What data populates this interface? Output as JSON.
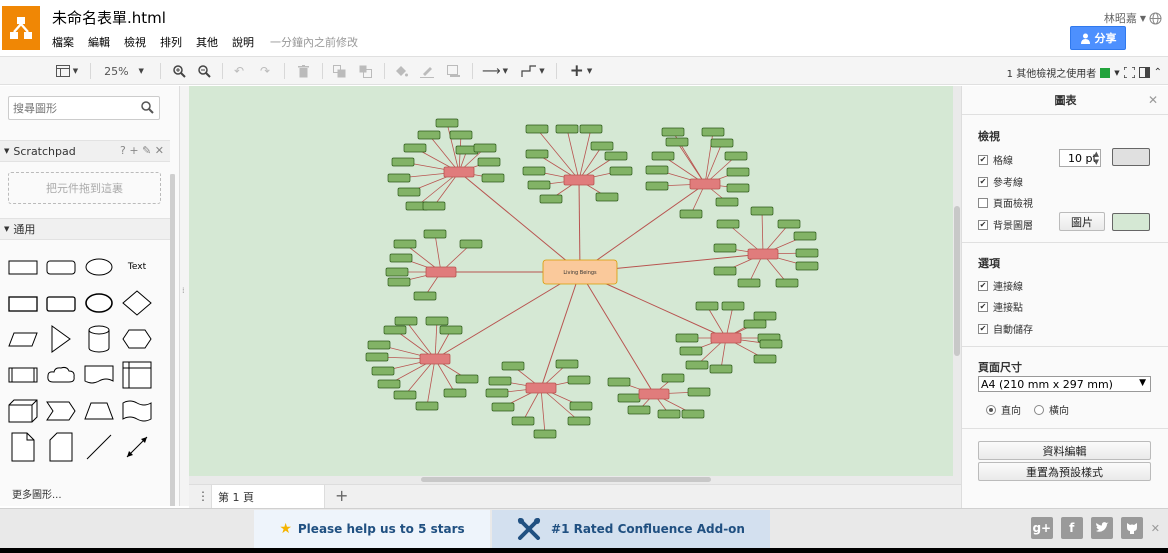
{
  "app": {
    "title": "未命名表單.html",
    "menus": [
      "檔案",
      "編輯",
      "檢視",
      "排列",
      "其他",
      "說明"
    ],
    "last_modified": "一分鐘內之前修改",
    "user_name": "林昭嘉",
    "share_label": "分享",
    "brand_color": "#f08705",
    "share_color": "#4d90fe"
  },
  "toolbar": {
    "zoom": "25%",
    "other_viewers": "1 其他檢視之使用者",
    "viewer_color": "#22a33c"
  },
  "sidebar": {
    "search_placeholder": "搜尋圖形",
    "scratchpad_label": "Scratchpad",
    "scratchpad_tools": "? + ✎ ✕",
    "dropzone_text": "把元件拖到這裏",
    "general_label": "通用",
    "text_shape_label": "Text",
    "more_shapes": "更多圖形..."
  },
  "canvas": {
    "background": "#d5e8d4",
    "center_label": "Living Beings"
  },
  "pages": {
    "tab_label": "第 1 頁"
  },
  "format_panel": {
    "title": "圖表",
    "view_section": "檢視",
    "grid_label": "格線",
    "grid_size": "10 pt",
    "guides_label": "參考線",
    "page_view_label": "頁面檢視",
    "background_label": "背景圖層",
    "image_button": "圖片",
    "options_section": "選項",
    "connection_arrows_label": "連接線",
    "connection_points_label": "連接點",
    "autosave_label": "自動儲存",
    "page_size_section": "頁面尺寸",
    "page_size_value": "A4 (210 mm x 297 mm)",
    "portrait_label": "直向",
    "landscape_label": "橫向",
    "edit_data_button": "資料編輯",
    "reset_style_button": "重置為預設樣式"
  },
  "footer": {
    "stars_text": "Please help us to 5 stars",
    "rated_text": "#1 Rated Confluence Add-on"
  }
}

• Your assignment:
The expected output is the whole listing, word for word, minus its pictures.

• Response:
What data populates this interface? Output as JSON.
{
  "app": {
    "title": "未命名表單.html",
    "menus": [
      "檔案",
      "編輯",
      "檢視",
      "排列",
      "其他",
      "說明"
    ],
    "last_modified": "一分鐘內之前修改",
    "user_name": "林昭嘉",
    "share_label": "分享",
    "brand_color": "#f08705",
    "share_color": "#4d90fe"
  },
  "toolbar": {
    "zoom": "25%",
    "other_viewers": "1 其他檢視之使用者",
    "viewer_color": "#22a33c"
  },
  "sidebar": {
    "search_placeholder": "搜尋圖形",
    "scratchpad_label": "Scratchpad",
    "scratchpad_tools": "? + ✎ ✕",
    "dropzone_text": "把元件拖到這裏",
    "general_label": "通用",
    "text_shape_label": "Text",
    "more_shapes": "更多圖形..."
  },
  "canvas": {
    "background": "#d5e8d4",
    "center_label": "Living Beings"
  },
  "pages": {
    "tab_label": "第 1 頁"
  },
  "format_panel": {
    "title": "圖表",
    "view_section": "檢視",
    "grid_label": "格線",
    "grid_size": "10 pt",
    "guides_label": "參考線",
    "page_view_label": "頁面檢視",
    "background_label": "背景圖層",
    "image_button": "圖片",
    "options_section": "選項",
    "connection_arrows_label": "連接線",
    "connection_points_label": "連接點",
    "autosave_label": "自動儲存",
    "page_size_section": "頁面尺寸",
    "page_size_value": "A4 (210 mm x 297 mm)",
    "portrait_label": "直向",
    "landscape_label": "橫向",
    "edit_data_button": "資料編輯",
    "reset_style_button": "重置為預設樣式"
  },
  "footer": {
    "stars_text": "Please help us to 5 stars",
    "rated_text": "#1 Rated Confluence Add-on"
  }
}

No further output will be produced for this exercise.